"What I propose to you is a big alternative, the fundamental alternative that will put other faces in power."
That appeared to be a jibe at Mr Macron, the former finance minister who was a protege of Mr Hollande before striking out on his own.
Aside from seven years from 1974 when Valery Giscard d'Estaing, the candidate of a party which nonetheless was allied to the Gaullists, was elected president, the run-off marks the first time since the Fifth Republic constitution was adopted in 1958 that both the Gaullists and Socialists have been rejected in the vote for the keys to the Elysee Palace and it is the first time neither movement has featured in the run-off.
Mr Fillon joined fellow conservative politicians and Socialist prime minister Bernard Cazeneuve in throwing their weight behind Mr Macron as an anti-Le Pen candidate in the second round of voting on May 7.
Mr Fillon, who had been favourite to win the presidency until he was embroiled in a "fake jobs" row concerning his Welsh wife Penelope, told reporters in France: "The voice of the right and centre can be heard in the (upcoming) parliamentary elections.
"While waiting, we have to choose: I don't do it with joy in my heart but abstention is not in my genes.
"The Front National has a history known for its violence and intolerance: there is no other choice, I will vote in favour of Emmanuel Macron."
Alain Juppe, the former prime minister and current mayor of Bordeaux, who was favourite to become president until he was beaten by Mr Fillon in a Gaullist primary before the Penelopegate scandal emerged, also backed Mr Macron "in his fight against the extreme right".
Bookmakers made Mr Macron the odds-on favourite to win the run-off, with both Ladbrokes and Coral offering 1-6 and William Hill 1-8, with Ms Le Pen at 4-1, 7-2 and 9/2 respectively.
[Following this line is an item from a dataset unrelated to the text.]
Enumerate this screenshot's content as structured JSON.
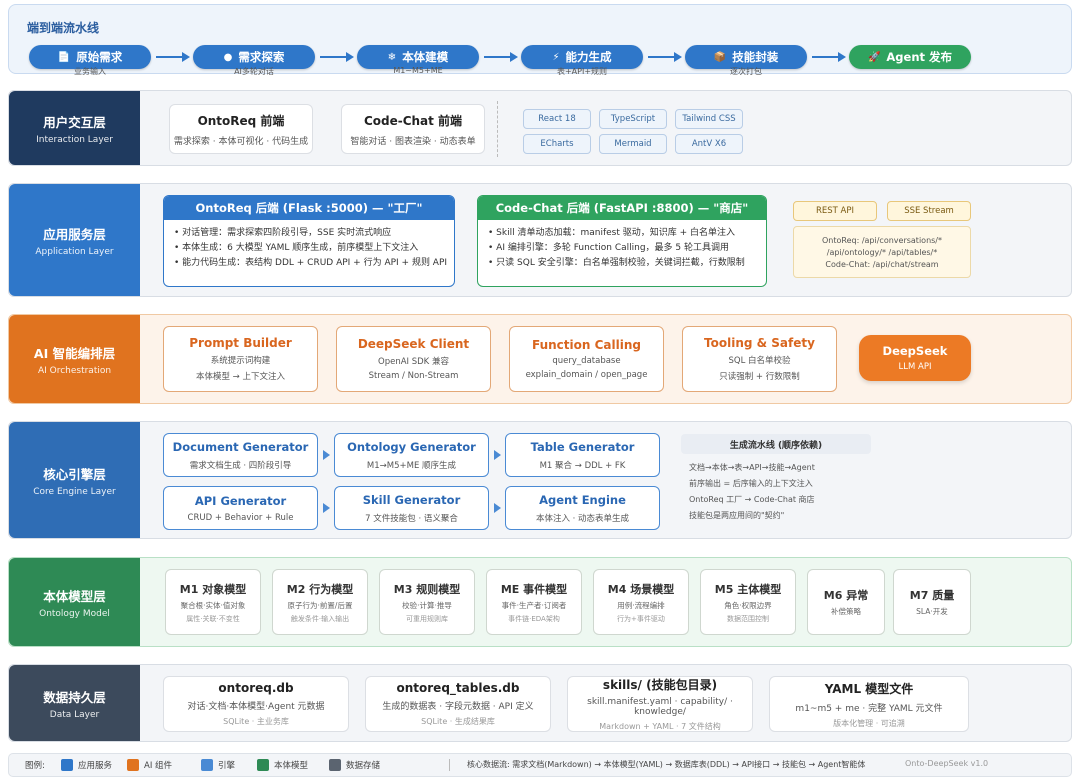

The last opinion polls before voting opened on Sunday showed Ms Le Pen and Mr Macron narrowly ahead of Mr Fillon and Mr Melenchon in what was billed as one of the most unpredictable elections in generations.
Pro-European Mr Macron was the Socialist finance minister until the autumn, when he quit to set up the En Marche! movement, which he defines as centrist, and which has attracted support from left, centre and right.
The anti-EU Ms Le Pen's campaign majored on jobs, security and the threat from Islamic extremism.
It also saw her deny French state complicity rounding up Jews for the Nazis in the Second World War, but she also picked up muted plaudits from US President Donald Trump.
Speaking at the White House after a terrorist attack on Paris last week left a policeman dead, Mr Trump said she was "strongest on borders, and she's the strongest on what's been going on in France".
Speaking after the polls were released Ms Le Pen told the public: "You have the choice of an alternative, a true one.
"What I propose to use is a large alternative, the fundamental alternative that will put other faces in power."
Mr Melenchon said he would wait before the official results were in and did not instruct his supporters who to back on May 7.
The country is going to the polls to elect the successor to Mr Hollande, who is not running after serving a single term in office.
Earlier, thousands of French expatriates had queued for hours at polling stations in London to cast their votes.
There were already long queues around the block at the Lycee Francais Charles de Gaulle, near the Natural History Museum in Kensington, London, before the polling stations opened at 8am.
Polling stations have also been set up cities including Birmingham, Bristol, Belfast, Leeds, Manchester and Edinburgh for the large expatriate community to cast their votes, with 70 polling stations in total across the UK.
Downing Street refused to say whether Theresa May would speak to Ms Le Pen now she is in the final run-off.
Mrs May invited Mr Macron to Downing Street in March, prompting criticism from the Front National leader.
Asked if Mrs May would now engage with Ms Le Pen, the Prime Minister's official spokesman said there was a "long-standing policy of not commenting on ongoing elections in other countries".